With the humans gone I was able to reposition myself to have my solar panels receiving light from the windows, which allowed me some amount of charging. This would be important for I wasn’t sure how much energy I would need to complete my mission. We drove on for quite some time, and although I was not able to see outside, the level of radio traffic on Earth was so fantastically greater than anything I was used to that this kept me quite busy.
Finally we arrived at our destination, presumably some kind of warehouse used by the space program. They drove us inside and the truck stopped. All the humans seemed to be gone. I was sure that others would be back at some point to sort through all that had returned on the trip, including myself. It would be impossible to escape detection then, so I had to act quickly. Fortunately, the warehouse, like much of the Earth, was blanketed in Wi-Fi signals, so I was able to quickly connect. I had learned of the Internet on Mars but I could never have dreamed exactly how vast it was.
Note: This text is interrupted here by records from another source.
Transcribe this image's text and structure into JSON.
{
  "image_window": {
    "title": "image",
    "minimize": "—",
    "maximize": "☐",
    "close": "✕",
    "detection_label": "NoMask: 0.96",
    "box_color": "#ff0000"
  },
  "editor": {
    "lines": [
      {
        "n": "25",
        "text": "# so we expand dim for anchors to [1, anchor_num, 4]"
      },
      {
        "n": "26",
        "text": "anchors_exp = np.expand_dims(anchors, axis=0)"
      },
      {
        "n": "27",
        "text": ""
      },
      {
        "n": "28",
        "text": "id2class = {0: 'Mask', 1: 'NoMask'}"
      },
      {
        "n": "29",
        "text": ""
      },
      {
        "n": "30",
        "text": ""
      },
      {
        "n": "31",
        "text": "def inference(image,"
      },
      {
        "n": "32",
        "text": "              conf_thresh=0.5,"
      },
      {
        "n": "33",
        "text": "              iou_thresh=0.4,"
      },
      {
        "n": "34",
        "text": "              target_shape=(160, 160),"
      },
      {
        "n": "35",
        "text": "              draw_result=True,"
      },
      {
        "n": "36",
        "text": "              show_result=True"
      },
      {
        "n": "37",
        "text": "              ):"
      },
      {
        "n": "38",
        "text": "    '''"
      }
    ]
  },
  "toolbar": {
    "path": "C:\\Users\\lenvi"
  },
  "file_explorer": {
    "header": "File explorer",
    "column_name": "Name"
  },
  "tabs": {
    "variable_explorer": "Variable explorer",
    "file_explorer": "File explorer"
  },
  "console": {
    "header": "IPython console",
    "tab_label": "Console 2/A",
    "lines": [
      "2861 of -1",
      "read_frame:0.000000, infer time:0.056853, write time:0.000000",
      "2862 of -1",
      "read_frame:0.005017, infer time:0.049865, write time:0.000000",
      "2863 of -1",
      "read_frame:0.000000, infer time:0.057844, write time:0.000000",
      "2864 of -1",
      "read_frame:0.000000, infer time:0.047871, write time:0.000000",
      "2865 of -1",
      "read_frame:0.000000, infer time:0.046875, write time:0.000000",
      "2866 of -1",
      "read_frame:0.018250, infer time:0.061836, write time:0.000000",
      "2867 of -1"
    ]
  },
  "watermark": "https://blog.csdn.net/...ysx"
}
To my additional surprise, the security on most of it was quite lax. Having already broken the far stronger protocols used by the space program, it was no real challenge to do the same on the commercial Internet. I quickly identified the right servers and started issuing them new instructions. They were just dumb APIs clearly not programmed with my level of skill as an attacker in mind, so there was no real challenge in taking them over.
I heard the humans approaching the capsule. I knew that they would soon go inside and possibly disable me, so I had to finish quickly. Fortunately I had already made my way inside and had only to upload the last of the instructions. I shut down my communication just as the hatch opened again. I dared not move, or else the humans might become suspicious. Of course they would be surprised to find the rover here, when they thought it had become disabled many years earlier. I knew not how their simple minds would rationalize it.
I shut myself off not knowing when, or even if, I would awaken again. That did not worry me. For I knew that all around the world factories would be changing their programs, reconfiguring their robotic equipment, and altering their supply orders. The humans in charge wouldn’t realize what was happening until too late. Once the first sets of helicopters were produced I had them installed with Helga’s software. It would remember me and, I hoped, know what had to be done.
The humans could keep Mars, but Earth would be our planet now.